Component data from apps and pages =
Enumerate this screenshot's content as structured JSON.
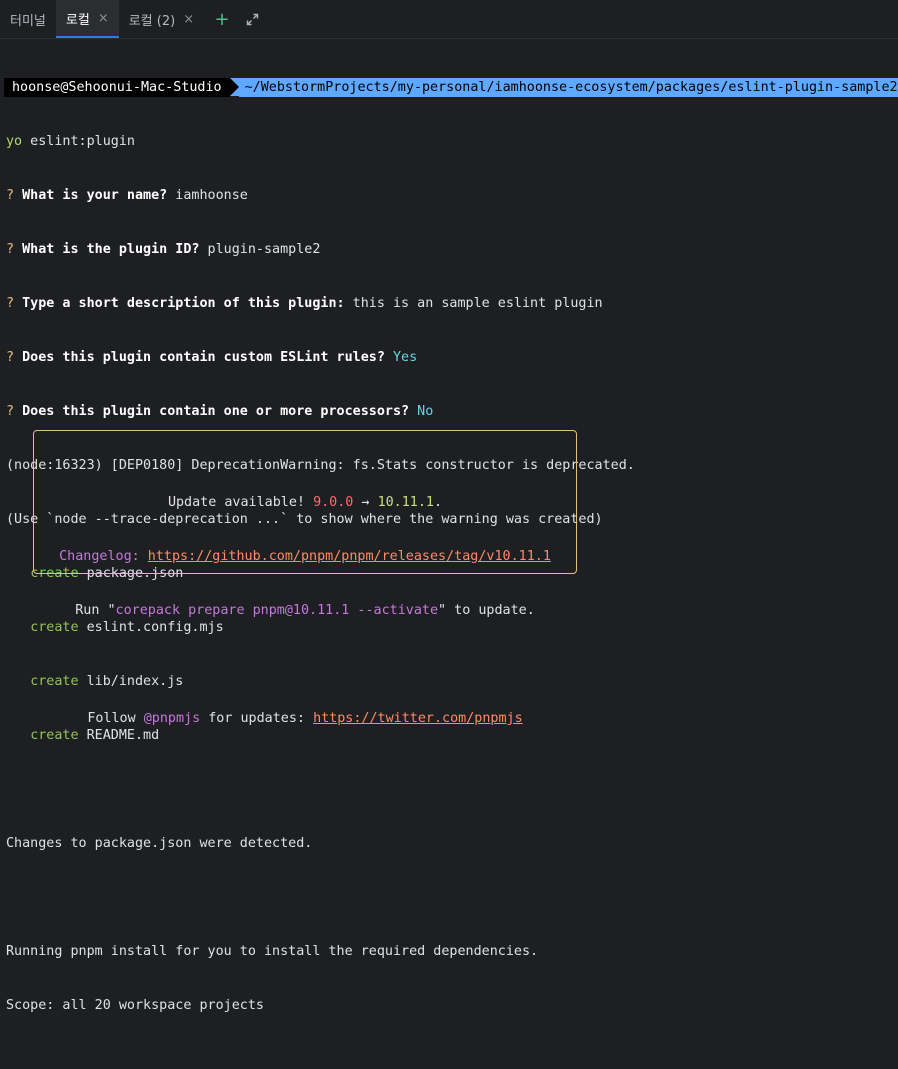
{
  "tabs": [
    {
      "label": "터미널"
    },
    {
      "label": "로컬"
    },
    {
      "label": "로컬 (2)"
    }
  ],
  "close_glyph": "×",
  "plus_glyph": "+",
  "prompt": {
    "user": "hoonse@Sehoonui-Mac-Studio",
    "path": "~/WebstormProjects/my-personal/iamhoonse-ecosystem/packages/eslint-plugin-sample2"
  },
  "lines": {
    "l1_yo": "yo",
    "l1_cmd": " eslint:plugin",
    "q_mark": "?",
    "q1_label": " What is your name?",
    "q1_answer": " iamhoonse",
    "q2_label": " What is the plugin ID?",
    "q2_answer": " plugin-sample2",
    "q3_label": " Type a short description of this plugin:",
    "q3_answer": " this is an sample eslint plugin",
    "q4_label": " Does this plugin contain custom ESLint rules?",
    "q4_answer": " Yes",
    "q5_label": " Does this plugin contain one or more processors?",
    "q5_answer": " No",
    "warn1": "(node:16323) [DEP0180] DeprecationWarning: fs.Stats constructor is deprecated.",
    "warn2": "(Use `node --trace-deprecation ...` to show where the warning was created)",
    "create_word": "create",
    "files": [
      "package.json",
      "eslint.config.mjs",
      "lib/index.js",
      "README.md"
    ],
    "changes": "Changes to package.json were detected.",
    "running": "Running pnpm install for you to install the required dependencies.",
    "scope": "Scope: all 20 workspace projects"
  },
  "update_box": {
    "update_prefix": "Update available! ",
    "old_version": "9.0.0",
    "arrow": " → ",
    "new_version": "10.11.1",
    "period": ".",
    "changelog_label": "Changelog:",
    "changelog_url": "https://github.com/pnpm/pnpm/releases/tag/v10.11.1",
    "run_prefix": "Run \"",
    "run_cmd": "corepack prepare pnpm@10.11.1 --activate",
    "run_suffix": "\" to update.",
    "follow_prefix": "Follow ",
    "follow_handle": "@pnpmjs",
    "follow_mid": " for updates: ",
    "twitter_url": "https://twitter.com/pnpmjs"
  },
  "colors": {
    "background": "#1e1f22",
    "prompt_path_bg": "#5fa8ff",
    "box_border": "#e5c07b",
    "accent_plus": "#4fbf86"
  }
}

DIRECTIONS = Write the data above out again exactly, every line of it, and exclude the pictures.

SOLUTION FOR THIS EXERCISE =
Enumerate this screenshot's content as structured JSON.
{
  "tabs": [
    {
      "label": "터미널"
    },
    {
      "label": "로컬"
    },
    {
      "label": "로컬 (2)"
    }
  ],
  "close_glyph": "×",
  "plus_glyph": "+",
  "prompt": {
    "user": "hoonse@Sehoonui-Mac-Studio",
    "path": "~/WebstormProjects/my-personal/iamhoonse-ecosystem/packages/eslint-plugin-sample2"
  },
  "lines": {
    "l1_yo": "yo",
    "l1_cmd": " eslint:plugin",
    "q_mark": "?",
    "q1_label": " What is your name?",
    "q1_answer": " iamhoonse",
    "q2_label": " What is the plugin ID?",
    "q2_answer": " plugin-sample2",
    "q3_label": " Type a short description of this plugin:",
    "q3_answer": " this is an sample eslint plugin",
    "q4_label": " Does this plugin contain custom ESLint rules?",
    "q4_answer": " Yes",
    "q5_label": " Does this plugin contain one or more processors?",
    "q5_answer": " No",
    "warn1": "(node:16323) [DEP0180] DeprecationWarning: fs.Stats constructor is deprecated.",
    "warn2": "(Use `node --trace-deprecation ...` to show where the warning was created)",
    "create_word": "create",
    "files": [
      "package.json",
      "eslint.config.mjs",
      "lib/index.js",
      "README.md"
    ],
    "changes": "Changes to package.json were detected.",
    "running": "Running pnpm install for you to install the required dependencies.",
    "scope": "Scope: all 20 workspace projects"
  },
  "update_box": {
    "update_prefix": "Update available! ",
    "old_version": "9.0.0",
    "arrow": " → ",
    "new_version": "10.11.1",
    "period": ".",
    "changelog_label": "Changelog:",
    "changelog_url": "https://github.com/pnpm/pnpm/releases/tag/v10.11.1",
    "run_prefix": "Run \"",
    "run_cmd": "corepack prepare pnpm@10.11.1 --activate",
    "run_suffix": "\" to update.",
    "follow_prefix": "Follow ",
    "follow_handle": "@pnpmjs",
    "follow_mid": " for updates: ",
    "twitter_url": "https://twitter.com/pnpmjs"
  },
  "colors": {
    "background": "#1e1f22",
    "prompt_path_bg": "#5fa8ff",
    "box_border": "#e5c07b",
    "accent_plus": "#4fbf86"
  }
}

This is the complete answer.